Justice Department inspector general to review Trump decision not to move FBI headquarters

The inspector general at the U.S. Department of Justice plans to review the Trump administration's decision not to build a new headquarters for the FBI in the Washington suburbs, a project that could have brought thousands of jobs to Maryland.

Michael E. Horowitz told members of Congress that his office would review the planning process for the proposed move of the FBI from the District of Columbia.


Prince George’s County was in the running for the new headquarters, a process that was in the works for nearly a decade before Republican President Donald Trump pulled the plug in 2017. The Trump administration wants to keep many FBI employees in Washington, while moving thousands of others to Alabama, Idaho and West Virginia.

In a letter to congressional leaders, Horowitz did not offer a timeline for his review or details on its scope.


Top Democrats in Congress, including Democratic Rep. Elijah Cummings of Baltimore, requested the investigation. The Democrats have questioned the administration’s decision and the motives behind it. Some have alleged the president has a conflict of interest in the matter because his Trump International Hotel is across the street from the current FBI headquarters, the J. Edgar Hoover Building on Pennsylvania Avenue.

“For months, our committees have investigated the administration’s sudden change of heart on a federal property across the street from the president’s namesake hotel, but because the FBI has withheld key decision-making documents from Congress, we have been left with many unanswered questions,” Cummings and other House leaders wrote in a statement. “We welcome the IG’s independent examination, which will supplement our ongoing effort to get to the truth.”

Cummings chairs the House Committee on Oversight and Reform. He had joined U.S. Rep. Peter DeFazio, chairman of the Committee on Transportation and Infrastructure, in May in asking for the inspector general’s review.

The FBI headquarters decision has been one of many Trump actions that Cummings and his committee have investigated, as the West Baltimore congressman has established himself as one of the most powerful and vocal critics of the president.

“We need to get to the bottom of why the Trump administration suddenly reversed years of planning to relocate the FBI headquarters at significant additional cost to taxpayers and housing far fewer employees,” Cummings said in a statement to The Baltimore Sun.

“We must determine whether this decision meets the needs of the FBI and is being made in the best interest of the taxpayer,” he said.

The federal government had narrowed its options for a new FBI headquarters to three sites: Greenbelt and Landover, both in Prince George’s, and Springfield in northern Virginia. Under the plan, the government would have sold the Hoover Building to a developer to help pay for some of the costs of the new suburban campus.

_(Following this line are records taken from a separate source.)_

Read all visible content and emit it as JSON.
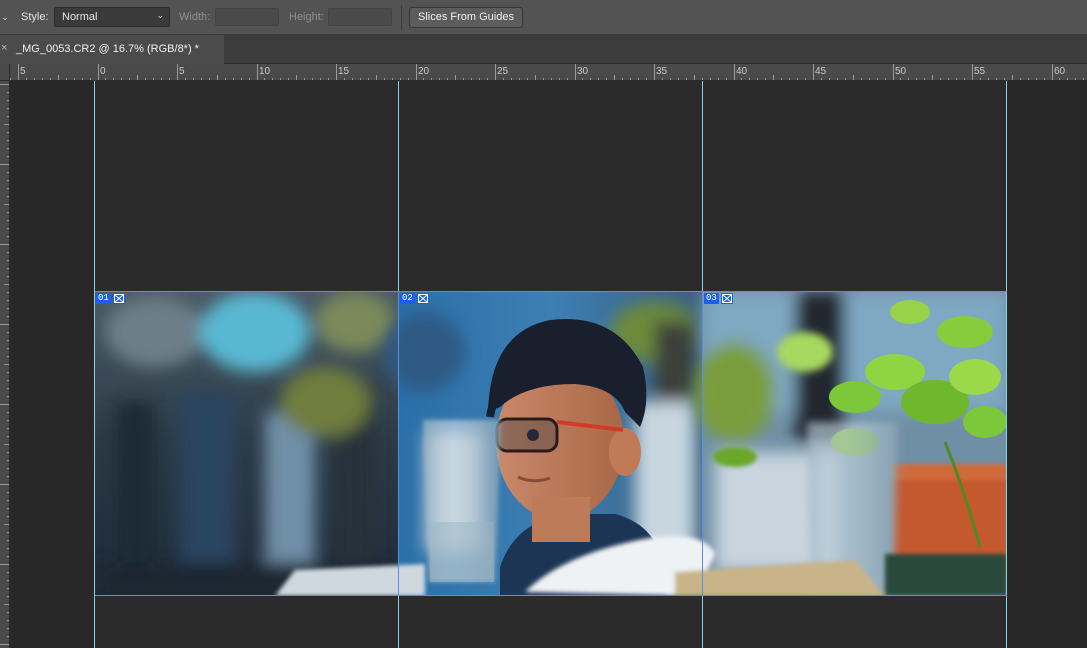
{
  "options_bar": {
    "style_label": "Style:",
    "style_value": "Normal",
    "width_label": "Width:",
    "height_label": "Height:",
    "slices_button": "Slices From Guides"
  },
  "tab": {
    "title": "_MG_0053.CR2 @ 16.7% (RGB/8*) *",
    "close_glyph": "×"
  },
  "ruler": {
    "labels": [
      "5",
      "0",
      "5",
      "10",
      "15",
      "20",
      "25",
      "30",
      "35",
      "40",
      "45",
      "50",
      "55",
      "60"
    ]
  },
  "slices": [
    {
      "number": "01"
    },
    {
      "number": "02"
    },
    {
      "number": "03"
    }
  ],
  "colors": {
    "guide": "#7fd8e8",
    "slice_border": "#5b8fe6",
    "slice_badge": "#1b5ff0"
  }
}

Cummings and DeFazio have questioned whether Trump wanted to buy and redevelop the Hoover Building himself, which he would be prohibited from doing while he is president. They wrote in an earlier letter that perhaps the president’s personal interest led to the “abrupt decision to abandon the long-standing relocation plan.”


Last year, the inspector general for the General Services Administration found that the agency’s head, when testifying before Congress, undersold the president’s involvement in the decision not to move the FBI. The GSA, which oversees government buildings, also underestimated the cost of the alternate plan of rebuilding the Hoover Building while moving thousands of employees to existing buildings in other states, according to that inspector general’s report.

Maryland Policy & Politics

Maryland Policy & Politics


Keep up to date with Maryland politics, elections and important decisions made by federal, state and local government officials.

The White House declined to comment.

With 11,000 employees, the FBI would have become one of Maryland’s largest employers if it had moved to Prince George’s. It would have spurred hundreds of millions of dollars in additional tax revenue to the county and the state by boosting commercial development around the site and from taxes paid by FBI employees who would move to the area.

In hopes of helping lure the FBI headquarters, the University System of Maryland proposed creating a national security training academy for students and professionals.

Gov. Larry Hogan, a Republican, was among many politicians who pushed to bring the FBI to Maryland, offering promises of state-funded infrastructure improvements.

“Our administration went the extra mile and then some to bring FBI headquarters to Maryland — including making our case directly to the White House — and we still believe that we are the best site,” said Hogan spokesman Mike Ricci. “We look forward to the inspector general’s review.”


Prince George’s County Executive Angela Alsobrooks, a Democrat, said in a statement that she remains convinced her county is the best location for the FBI.

“We are pleased that the DOJ inspector general has agreed to review exactly what led to the cancellation of the FBI headquarters relocation efforts,” Alsobrooks said, adding she is “excited and optimistic that we will have the opportunity to house the nation’s top intelligence agency.”